by Bob Rozaieski
The very first lesson any woodworker learns is that precise work requires square corners. We ensure that stock is square before cutting any joinery. We check to make sure that casework is square during assembly. Almost everything we do is dependent upon things being square. That is, until we need an angle other than square.
Throw in an angle other than 90° and panic sets in quickly. How do we cut, fit or adjust a joint that can’t be confirmed with our try square? The secret is, of course, another tool. We can purchase the necessary tools. But making our own is a good lesson in simple techniques, and a low-risk way of stepping outside the square box.
Geometry to the Rescue
Many period woodworking books include a section on geometry. Having an understanding of geometry allowed our forebears to work faster and more precisely. This was important, considering that their rulers were typically graduated down to only 1⁄8″ increments, and often not very accurately so.

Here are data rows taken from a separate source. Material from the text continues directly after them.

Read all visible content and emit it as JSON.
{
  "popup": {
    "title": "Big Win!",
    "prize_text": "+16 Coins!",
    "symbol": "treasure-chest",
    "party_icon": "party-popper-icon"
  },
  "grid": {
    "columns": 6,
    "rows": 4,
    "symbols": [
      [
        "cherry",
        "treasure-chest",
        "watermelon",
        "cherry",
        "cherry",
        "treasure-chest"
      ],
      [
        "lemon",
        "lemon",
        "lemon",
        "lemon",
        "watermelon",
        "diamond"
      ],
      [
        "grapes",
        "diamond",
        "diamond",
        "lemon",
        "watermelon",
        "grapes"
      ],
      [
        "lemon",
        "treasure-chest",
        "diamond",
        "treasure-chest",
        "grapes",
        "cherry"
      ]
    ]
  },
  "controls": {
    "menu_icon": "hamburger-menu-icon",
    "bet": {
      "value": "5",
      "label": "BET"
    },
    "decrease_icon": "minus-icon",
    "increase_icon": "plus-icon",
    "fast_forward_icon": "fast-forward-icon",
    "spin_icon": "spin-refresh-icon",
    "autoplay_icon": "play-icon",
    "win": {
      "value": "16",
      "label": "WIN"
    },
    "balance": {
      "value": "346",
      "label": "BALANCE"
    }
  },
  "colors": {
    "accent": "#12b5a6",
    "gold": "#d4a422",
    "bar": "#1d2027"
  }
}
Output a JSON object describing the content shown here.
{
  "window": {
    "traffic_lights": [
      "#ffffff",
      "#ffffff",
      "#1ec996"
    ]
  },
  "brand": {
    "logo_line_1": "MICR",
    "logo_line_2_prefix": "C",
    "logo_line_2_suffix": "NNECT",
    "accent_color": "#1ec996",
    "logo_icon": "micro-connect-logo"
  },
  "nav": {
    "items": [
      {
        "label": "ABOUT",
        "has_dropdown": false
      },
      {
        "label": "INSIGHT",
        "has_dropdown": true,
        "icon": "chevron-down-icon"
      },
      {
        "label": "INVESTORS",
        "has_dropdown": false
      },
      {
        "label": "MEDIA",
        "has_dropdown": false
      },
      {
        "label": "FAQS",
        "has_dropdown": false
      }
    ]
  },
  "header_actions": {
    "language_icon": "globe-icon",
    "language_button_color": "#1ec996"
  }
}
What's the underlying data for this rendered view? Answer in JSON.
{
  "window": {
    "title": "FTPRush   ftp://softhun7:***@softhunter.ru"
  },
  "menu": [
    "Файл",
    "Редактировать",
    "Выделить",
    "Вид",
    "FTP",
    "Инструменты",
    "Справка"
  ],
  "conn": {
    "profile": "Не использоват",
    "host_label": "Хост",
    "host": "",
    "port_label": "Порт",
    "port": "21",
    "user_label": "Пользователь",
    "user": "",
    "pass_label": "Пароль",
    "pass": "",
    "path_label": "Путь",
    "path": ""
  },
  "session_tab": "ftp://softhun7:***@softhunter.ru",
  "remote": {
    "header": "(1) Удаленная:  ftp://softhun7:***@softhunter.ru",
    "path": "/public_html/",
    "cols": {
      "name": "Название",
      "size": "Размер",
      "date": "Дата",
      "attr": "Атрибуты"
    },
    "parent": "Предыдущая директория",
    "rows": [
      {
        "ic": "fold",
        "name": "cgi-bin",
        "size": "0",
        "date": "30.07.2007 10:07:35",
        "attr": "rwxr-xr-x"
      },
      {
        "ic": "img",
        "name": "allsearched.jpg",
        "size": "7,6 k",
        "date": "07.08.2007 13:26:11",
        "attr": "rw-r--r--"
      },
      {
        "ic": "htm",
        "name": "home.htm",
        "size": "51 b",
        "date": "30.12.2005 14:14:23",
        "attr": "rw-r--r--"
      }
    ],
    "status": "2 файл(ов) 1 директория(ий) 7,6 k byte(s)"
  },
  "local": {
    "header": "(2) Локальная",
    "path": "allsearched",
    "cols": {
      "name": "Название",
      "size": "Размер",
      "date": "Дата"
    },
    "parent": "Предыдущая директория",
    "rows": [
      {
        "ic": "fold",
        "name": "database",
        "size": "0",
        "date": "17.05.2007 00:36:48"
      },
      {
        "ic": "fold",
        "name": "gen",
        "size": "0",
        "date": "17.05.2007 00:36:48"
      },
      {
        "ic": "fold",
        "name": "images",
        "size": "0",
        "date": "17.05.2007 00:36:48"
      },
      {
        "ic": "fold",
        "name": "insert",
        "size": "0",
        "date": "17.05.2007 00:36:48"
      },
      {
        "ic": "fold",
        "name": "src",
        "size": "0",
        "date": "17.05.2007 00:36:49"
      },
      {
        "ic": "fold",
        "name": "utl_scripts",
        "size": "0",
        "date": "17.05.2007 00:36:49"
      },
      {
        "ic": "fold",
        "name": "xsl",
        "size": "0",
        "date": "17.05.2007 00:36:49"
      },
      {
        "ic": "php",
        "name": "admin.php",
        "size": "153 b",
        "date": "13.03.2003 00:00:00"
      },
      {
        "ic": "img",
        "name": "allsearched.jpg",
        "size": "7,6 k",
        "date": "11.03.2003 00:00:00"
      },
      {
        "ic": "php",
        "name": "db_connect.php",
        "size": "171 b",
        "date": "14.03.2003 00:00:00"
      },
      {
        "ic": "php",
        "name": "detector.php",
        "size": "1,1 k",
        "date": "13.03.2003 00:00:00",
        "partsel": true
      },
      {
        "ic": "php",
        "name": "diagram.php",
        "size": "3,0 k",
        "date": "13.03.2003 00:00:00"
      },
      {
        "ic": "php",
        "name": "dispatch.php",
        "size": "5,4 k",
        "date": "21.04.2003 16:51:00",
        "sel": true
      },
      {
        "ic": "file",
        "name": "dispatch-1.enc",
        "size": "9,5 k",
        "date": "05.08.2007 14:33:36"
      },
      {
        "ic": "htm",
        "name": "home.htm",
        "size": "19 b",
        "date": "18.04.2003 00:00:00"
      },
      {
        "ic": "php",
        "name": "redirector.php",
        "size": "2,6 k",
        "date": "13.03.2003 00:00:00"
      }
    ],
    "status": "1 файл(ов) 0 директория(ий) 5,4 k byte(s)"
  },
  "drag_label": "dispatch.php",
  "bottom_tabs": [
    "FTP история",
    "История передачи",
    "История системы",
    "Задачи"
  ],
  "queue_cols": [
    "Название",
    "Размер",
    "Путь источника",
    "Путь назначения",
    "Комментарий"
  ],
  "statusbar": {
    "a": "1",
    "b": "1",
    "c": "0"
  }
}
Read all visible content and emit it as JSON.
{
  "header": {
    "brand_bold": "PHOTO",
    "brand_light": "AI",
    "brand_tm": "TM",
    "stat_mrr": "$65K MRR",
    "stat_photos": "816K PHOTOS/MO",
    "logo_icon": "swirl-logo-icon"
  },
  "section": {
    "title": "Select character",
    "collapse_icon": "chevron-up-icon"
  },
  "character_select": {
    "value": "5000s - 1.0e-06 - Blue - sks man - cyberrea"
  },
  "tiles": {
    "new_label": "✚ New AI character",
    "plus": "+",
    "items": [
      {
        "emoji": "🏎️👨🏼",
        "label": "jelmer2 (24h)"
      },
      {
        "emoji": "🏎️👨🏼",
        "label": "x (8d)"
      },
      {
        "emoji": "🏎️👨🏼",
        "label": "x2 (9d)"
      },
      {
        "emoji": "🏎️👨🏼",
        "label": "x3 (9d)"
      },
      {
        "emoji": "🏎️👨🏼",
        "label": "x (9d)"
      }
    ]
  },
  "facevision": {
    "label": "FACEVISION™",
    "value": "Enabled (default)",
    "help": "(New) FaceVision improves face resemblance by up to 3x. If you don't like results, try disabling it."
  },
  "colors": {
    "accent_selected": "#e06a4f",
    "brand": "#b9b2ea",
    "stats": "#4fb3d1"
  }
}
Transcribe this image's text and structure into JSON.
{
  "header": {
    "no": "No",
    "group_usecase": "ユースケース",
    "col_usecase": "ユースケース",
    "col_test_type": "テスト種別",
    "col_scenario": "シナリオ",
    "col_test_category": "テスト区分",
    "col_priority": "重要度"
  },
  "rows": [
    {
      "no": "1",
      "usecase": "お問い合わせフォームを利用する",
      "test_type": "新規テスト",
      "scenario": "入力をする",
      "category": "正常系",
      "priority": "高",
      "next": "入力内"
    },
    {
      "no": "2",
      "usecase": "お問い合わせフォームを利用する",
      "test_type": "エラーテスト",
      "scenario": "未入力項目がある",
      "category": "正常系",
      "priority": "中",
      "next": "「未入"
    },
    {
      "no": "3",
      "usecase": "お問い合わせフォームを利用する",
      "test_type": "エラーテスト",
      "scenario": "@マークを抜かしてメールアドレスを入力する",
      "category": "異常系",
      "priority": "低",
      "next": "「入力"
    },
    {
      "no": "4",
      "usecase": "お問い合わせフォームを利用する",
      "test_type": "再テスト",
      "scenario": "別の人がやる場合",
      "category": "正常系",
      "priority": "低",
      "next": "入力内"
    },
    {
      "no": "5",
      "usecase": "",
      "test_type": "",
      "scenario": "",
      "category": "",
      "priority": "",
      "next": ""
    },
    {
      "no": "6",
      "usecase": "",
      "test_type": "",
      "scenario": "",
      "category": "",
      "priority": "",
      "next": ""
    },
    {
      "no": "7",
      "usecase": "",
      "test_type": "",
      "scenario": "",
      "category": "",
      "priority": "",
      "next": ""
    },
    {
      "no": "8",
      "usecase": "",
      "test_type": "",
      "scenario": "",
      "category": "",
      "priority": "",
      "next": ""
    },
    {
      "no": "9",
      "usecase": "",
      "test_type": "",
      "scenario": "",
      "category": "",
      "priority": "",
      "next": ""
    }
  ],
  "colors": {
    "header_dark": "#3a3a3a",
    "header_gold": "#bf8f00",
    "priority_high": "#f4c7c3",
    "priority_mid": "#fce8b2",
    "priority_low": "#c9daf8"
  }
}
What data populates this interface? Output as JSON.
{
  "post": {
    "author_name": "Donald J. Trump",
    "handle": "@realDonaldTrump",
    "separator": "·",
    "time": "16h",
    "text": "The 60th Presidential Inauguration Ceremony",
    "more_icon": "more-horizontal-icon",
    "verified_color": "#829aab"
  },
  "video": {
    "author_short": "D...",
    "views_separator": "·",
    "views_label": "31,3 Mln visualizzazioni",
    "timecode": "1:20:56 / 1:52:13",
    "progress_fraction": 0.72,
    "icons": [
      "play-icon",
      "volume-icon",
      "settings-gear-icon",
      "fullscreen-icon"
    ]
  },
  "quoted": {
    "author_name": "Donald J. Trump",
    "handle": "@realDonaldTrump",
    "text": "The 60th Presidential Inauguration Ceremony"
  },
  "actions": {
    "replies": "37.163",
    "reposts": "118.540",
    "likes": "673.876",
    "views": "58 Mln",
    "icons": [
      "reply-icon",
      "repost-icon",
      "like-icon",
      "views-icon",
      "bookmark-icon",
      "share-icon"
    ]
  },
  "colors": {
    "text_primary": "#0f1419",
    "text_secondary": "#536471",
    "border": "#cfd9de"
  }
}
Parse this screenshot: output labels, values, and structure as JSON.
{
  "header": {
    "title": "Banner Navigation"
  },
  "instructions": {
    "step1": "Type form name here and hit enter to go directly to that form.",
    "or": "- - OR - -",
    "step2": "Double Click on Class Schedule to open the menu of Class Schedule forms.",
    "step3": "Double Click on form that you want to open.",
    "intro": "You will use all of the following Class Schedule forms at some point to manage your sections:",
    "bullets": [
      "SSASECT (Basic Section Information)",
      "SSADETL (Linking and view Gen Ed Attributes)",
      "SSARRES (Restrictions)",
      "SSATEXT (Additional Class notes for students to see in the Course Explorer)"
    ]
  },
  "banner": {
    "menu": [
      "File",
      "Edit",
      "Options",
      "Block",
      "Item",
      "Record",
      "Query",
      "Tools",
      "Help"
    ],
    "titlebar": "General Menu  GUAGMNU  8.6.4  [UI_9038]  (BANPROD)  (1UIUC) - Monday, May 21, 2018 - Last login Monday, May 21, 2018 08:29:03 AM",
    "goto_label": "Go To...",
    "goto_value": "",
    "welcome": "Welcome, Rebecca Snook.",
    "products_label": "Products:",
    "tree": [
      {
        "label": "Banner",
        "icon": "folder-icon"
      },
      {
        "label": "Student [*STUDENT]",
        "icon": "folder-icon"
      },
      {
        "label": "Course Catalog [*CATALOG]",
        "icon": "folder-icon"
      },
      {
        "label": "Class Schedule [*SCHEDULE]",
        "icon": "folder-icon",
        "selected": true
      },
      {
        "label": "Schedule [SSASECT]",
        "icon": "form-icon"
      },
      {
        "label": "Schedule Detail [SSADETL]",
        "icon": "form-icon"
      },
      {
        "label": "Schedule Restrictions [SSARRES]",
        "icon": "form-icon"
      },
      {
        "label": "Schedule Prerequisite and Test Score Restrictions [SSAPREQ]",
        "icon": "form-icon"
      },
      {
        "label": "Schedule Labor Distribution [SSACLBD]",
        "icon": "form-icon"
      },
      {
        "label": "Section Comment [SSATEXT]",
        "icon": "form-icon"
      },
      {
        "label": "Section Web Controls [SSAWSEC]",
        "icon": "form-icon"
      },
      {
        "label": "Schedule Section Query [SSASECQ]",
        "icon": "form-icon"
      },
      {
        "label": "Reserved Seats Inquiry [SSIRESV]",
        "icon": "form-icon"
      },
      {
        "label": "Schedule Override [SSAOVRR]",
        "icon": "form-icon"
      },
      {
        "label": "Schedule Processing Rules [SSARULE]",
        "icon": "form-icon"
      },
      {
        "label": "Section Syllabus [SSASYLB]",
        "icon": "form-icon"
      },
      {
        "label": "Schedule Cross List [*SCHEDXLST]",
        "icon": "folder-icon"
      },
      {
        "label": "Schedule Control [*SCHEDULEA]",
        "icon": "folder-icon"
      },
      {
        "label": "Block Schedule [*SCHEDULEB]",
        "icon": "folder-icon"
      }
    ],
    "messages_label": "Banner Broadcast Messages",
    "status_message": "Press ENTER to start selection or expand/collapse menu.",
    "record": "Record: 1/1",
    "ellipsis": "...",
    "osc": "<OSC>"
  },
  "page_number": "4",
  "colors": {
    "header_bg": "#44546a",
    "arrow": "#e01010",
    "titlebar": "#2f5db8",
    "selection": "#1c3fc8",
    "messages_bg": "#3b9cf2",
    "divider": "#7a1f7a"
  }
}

As Peter Nicholson stated in his book “The Mechanic’s Companion,” “The use of Geometry is not confined only to speculative truths in Mathematics, but the operations of mechanical arts owe their perfection to it; drawing and setting out every description of work are entirely dependent upon it.